**Data extracts:**
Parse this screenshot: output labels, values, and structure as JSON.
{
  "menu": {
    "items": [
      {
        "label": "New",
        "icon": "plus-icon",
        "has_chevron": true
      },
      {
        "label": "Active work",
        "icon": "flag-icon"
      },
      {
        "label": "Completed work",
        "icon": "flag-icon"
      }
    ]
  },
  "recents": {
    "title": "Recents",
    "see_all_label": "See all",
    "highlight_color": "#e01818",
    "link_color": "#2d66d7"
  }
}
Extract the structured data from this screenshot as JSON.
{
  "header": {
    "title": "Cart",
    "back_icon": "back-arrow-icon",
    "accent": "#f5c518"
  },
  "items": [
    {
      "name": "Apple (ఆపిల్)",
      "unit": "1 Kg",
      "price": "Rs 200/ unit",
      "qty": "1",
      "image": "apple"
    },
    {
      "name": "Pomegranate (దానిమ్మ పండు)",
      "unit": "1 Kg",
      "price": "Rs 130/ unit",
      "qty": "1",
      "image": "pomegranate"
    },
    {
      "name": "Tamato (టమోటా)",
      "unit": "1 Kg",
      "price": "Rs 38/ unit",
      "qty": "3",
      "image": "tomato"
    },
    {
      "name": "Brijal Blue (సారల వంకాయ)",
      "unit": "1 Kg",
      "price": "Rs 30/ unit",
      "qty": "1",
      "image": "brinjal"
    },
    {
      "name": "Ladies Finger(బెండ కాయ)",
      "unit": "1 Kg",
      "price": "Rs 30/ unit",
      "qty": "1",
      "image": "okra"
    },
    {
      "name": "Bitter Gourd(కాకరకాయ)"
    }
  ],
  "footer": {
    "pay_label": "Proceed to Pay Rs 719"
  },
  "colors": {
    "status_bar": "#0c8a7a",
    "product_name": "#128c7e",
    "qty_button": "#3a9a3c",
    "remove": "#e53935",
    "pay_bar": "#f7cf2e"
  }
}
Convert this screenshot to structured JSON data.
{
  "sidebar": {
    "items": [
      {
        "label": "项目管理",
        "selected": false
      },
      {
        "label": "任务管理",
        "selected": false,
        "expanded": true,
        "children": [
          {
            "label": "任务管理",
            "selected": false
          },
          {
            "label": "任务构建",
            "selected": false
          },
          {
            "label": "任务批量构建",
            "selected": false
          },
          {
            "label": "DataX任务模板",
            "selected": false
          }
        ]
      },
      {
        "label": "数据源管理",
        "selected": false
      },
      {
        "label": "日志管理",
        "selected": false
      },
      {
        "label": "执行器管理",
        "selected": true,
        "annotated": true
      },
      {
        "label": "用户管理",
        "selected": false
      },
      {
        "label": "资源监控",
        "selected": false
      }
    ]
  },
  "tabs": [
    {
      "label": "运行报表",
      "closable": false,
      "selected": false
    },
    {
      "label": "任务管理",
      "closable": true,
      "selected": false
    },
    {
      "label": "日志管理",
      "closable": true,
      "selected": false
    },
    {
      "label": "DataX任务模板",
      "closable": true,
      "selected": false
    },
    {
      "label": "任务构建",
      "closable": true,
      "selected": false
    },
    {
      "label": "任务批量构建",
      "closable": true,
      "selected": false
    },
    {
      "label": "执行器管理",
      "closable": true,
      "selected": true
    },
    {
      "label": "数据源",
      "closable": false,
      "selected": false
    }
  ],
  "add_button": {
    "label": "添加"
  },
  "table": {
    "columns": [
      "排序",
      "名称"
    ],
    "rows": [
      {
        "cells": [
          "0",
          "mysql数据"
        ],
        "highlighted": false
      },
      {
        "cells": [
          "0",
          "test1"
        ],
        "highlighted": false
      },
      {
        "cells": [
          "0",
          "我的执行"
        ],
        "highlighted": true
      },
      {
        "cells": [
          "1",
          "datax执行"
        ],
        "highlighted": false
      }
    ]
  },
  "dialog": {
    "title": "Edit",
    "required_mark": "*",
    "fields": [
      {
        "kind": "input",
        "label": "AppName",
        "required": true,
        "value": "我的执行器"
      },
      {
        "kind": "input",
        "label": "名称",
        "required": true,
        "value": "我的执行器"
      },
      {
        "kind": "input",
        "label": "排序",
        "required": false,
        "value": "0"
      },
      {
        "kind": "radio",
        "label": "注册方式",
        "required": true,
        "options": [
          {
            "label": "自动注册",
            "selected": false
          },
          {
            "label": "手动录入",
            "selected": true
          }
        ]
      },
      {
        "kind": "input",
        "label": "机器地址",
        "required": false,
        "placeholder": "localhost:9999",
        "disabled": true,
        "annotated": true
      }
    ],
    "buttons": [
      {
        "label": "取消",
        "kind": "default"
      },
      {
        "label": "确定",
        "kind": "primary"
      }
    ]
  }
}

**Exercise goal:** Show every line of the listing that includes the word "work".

**Written answer:**
        "label": "Active work",
        "label": "Completed work",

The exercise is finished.